British shoppers bought more than expected in July, the Office for National Statistics (ONS) said today, in a sign that consumer spending could help the UK economy escape recession in the third quarter.
The 0.2 per cent increase in the quantity of retail sales was above the minus 0.2 score economists had predicted. Yet it was well below the 0.9 per cent growth in sales seen in June and comes as the UK economy slows considerably.
Even consumer spending, which has held up relatively well under Brexit and a global slowdown, could not stop British GDP contracting in the second quarter of the year.
Online shopping drove the rise in retail sales in July, with non-store retailing surging by 6.9 per cent. Department stores also saw a surprise rise in sales for the first time this year.
In the three months to July 2019, the quantity bought in retail sales increased by 0.5 per cent when compared with the previous three months. Yet food stores and fuel stores witnessed a decline in sales.
Rhian Murphy, head of retail sales at the ONS, said: “Retail sales saw only modest growth in the latest three months.”
“Although still declining across the quarter, there was an increase in sales for department stores in July for the first time this year.
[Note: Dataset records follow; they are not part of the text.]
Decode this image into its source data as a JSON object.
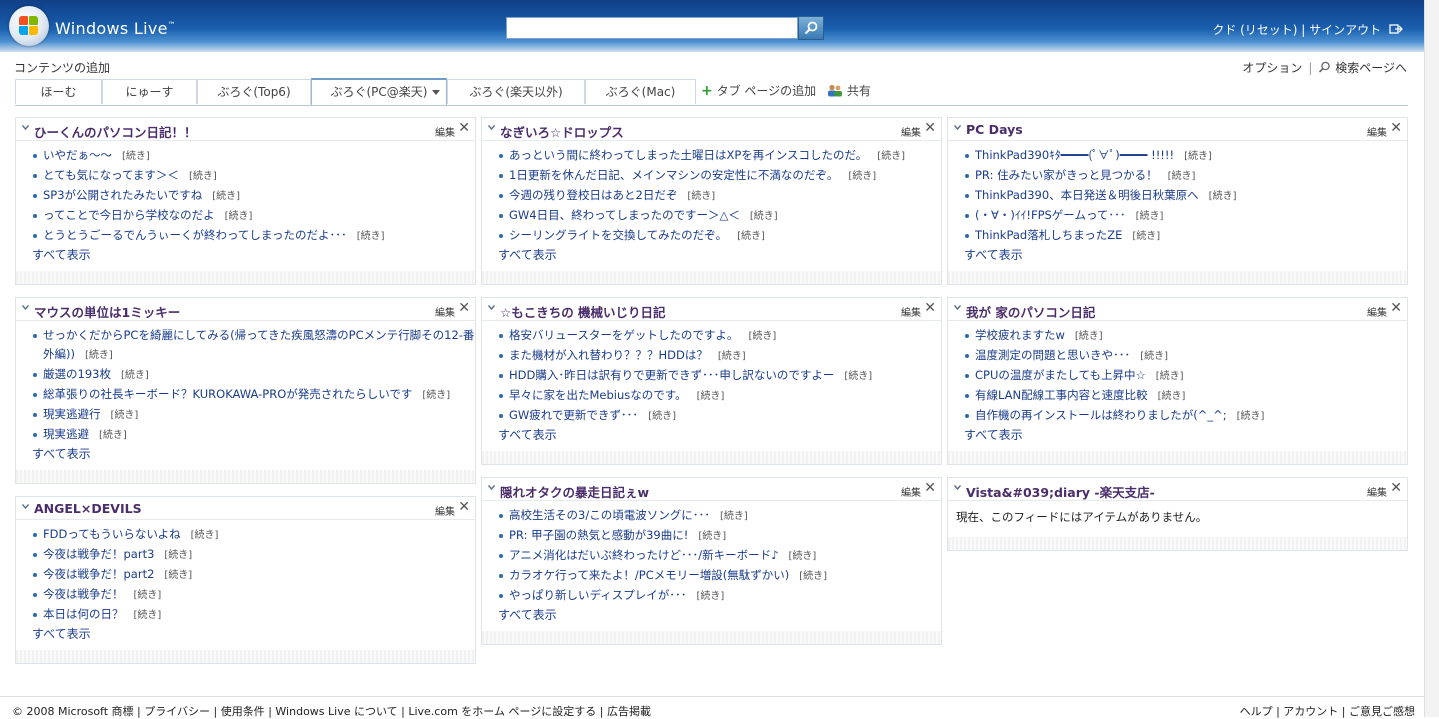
{
  "header": {
    "brand": "Windows Live",
    "brand_tm": "™",
    "user_links": "クド (リセット) | サインアウト"
  },
  "toolbar": {
    "add_content": "コンテンツの追加",
    "options": "オプション",
    "search_page": "検索ページへ"
  },
  "tabs": [
    {
      "label": "ほーむ"
    },
    {
      "label": "にゅーす"
    },
    {
      "label": "ぶろぐ(Top6)"
    },
    {
      "label": "ぶろぐ(PC@楽天)"
    },
    {
      "label": "ぶろぐ(楽天以外)"
    },
    {
      "label": "ぶろぐ(Mac)"
    }
  ],
  "tab_actions": {
    "add_tab": "タブ ページの追加",
    "share": "共有"
  },
  "panel_labels": {
    "edit": "編集",
    "close": "✕",
    "more": "[続き]",
    "show_all": "すべて表示"
  },
  "panels": [
    {
      "title": "ひーくんのパソコン日記！！",
      "items": [
        "いやだぁ〜〜",
        "とても気になってます＞＜",
        "SP3が公開されたみたいですね",
        "ってことで今日から学校なのだよ",
        "とうとうごーるでんうぃーくが終わってしまったのだよ･･･"
      ]
    },
    {
      "title": "なぎいろ☆ドロップス",
      "items": [
        "あっという間に終わってしまった土曜日はXPを再インスコしたのだ。",
        "1日更新を休んだ日記、メインマシンの安定性に不満なのだぞ。",
        "今週の残り登校日はあと2日だぞ",
        "GW4日目、終わってしまったのですー＞△＜",
        "シーリングライトを交換してみたのだぞ。"
      ]
    },
    {
      "title": "PC Days",
      "items": [
        "ThinkPad390ｷﾀ━━━━(ﾟ∀ﾟ)━━━━ !!!!!",
        "PR: 住みたい家がきっと見つかる！",
        "ThinkPad390、本日発送＆明後日秋葉原へ",
        "(・∀・)ｲｲ!FPSゲームって･･･",
        "ThinkPad落札しちまったZE"
      ]
    },
    {
      "title": "マウスの単位は1ミッキー",
      "items": [
        "せっかくだからPCを綺麗にしてみる(帰ってきた疾風怒濤のPCメンテ行脚その12-番外編))",
        "厳選の193枚",
        "総革張りの社長キーボード？KUROKAWA-PROが発売されたらしいです",
        "現実逃避行",
        "現実逃避"
      ]
    },
    {
      "title": "☆もこきちの 機械いじり日記",
      "items": [
        "格安バリュースターをゲットしたのですよ。",
        "また機材が入れ替わり？？？HDDは？",
        "HDD購入･昨日は訳有りで更新できず･･･申し訳ないのですよー",
        "早々に家を出たMebiusなのです。",
        "GW疲れで更新できず･･･"
      ]
    },
    {
      "title": "我が 家のパソコン日記",
      "items": [
        "学校疲れますたw",
        "温度測定の問題と思いきや･･･",
        "CPUの温度がまたしても上昇中☆",
        "有線LAN配線工事内容と速度比較",
        "自作機の再インストールは終わりましたが(^_^;"
      ]
    },
    {
      "title": "ANGEL×DEVILS",
      "items": [
        "FDDってもういらないよね",
        "今夜は戦争だ！part3",
        "今夜は戦争だ！part2",
        "今夜は戦争だ！",
        "本日は何の日？"
      ]
    },
    {
      "title": "隠れオタクの暴走日記ぇw",
      "items": [
        "高校生活その3/この頃電波ソングに･･･",
        "PR: 甲子園の熱気と感動が39曲に!",
        "アニメ消化はだいぶ終わったけど･･･/新キーボード♪",
        "カラオケ行って来たよ！/PCメモリー増設(無駄ずかい)",
        "やっぱり新しいディスプレイが･･･"
      ]
    },
    {
      "title": "Vista&#039;diary -楽天支店-",
      "items": [],
      "empty_text": "現在、このフィードにはアイテムがありません。"
    }
  ],
  "footer": {
    "left": "© 2008 Microsoft   商標 | プライバシー | 使用条件 | Windows Live について   | Live.com をホーム ページに設定する | 広告掲載",
    "right": "ヘルプ | アカウント | ご意見ご感想"
  },
  "colors": {
    "header_dark": "#0f3f87",
    "panel_title": "#4a2d6b",
    "link": "#1a3c8c",
    "add_tab_plus": "#2e9a2e"
  }
}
Strong online sales growth on the month was driven by promotions.”
Online sales accounted for 19.9 per cent of the total in the retail sector in July, up from 18.9 per cent a year earlier.
Philipp Gutzwiller, head of retail at Lloyds Bank Commercial Banking, said: “The retail sector continues to defy expectations and show further growth on the back of a generally positive first half of the year.”
“The falling pound has in no doubt benefited retailers in the short term, with more Brits staying at home this summer and potentially spending their increase in real-term wages on fashion and home improvement.”
“However, many businesses – including food retailers – will be wary of the inevitable impact on prices further down the line.”
Gabriella Dickens, assistant economist at Capital Economics, said: “The rise in retail sales in July was encouraging and supports our view that the economy has picked up in the third quarter.”
“Even if sales stagnate in August and September, retail sales would still rise by 0.7 per cent quarter on quarter in the third quarter as a whole, the same as in the second quarter.”
(Image credit: Getty)